=== Data records ===

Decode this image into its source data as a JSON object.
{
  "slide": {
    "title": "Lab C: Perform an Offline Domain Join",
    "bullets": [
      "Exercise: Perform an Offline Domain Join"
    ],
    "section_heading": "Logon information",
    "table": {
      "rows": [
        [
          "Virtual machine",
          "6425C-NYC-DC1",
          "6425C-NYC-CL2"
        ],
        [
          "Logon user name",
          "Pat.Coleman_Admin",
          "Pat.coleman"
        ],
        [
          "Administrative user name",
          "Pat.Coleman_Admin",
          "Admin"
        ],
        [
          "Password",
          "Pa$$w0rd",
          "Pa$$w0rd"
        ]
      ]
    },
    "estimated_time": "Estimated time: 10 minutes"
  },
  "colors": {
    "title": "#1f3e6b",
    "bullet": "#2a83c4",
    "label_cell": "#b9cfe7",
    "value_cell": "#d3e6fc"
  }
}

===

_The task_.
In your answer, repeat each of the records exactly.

_Exercise response_.
Decode this image into its source data as a JSON object.
{
  "slide": {
    "title": "Lab C: Perform an Offline Domain Join",
    "bullets": [
      "Exercise: Perform an Offline Domain Join"
    ],
    "section_heading": "Logon information",
    "table": {
      "rows": [
        [
          "Virtual machine",
          "6425C-NYC-DC1",
          "6425C-NYC-CL2"
        ],
        [
          "Logon user name",
          "Pat.Coleman_Admin",
          "Pat.coleman"
        ],
        [
          "Administrative user name",
          "Pat.Coleman_Admin",
          "Admin"
        ],
        [
          "Password",
          "Pa$$w0rd",
          "Pa$$w0rd"
        ]
      ]
    },
    "estimated_time": "Estimated time: 10 minutes"
  },
  "colors": {
    "title": "#1f3e6b",
    "bullet": "#2a83c4",
    "label_cell": "#b9cfe7",
    "value_cell": "#d3e6fc"
  }
}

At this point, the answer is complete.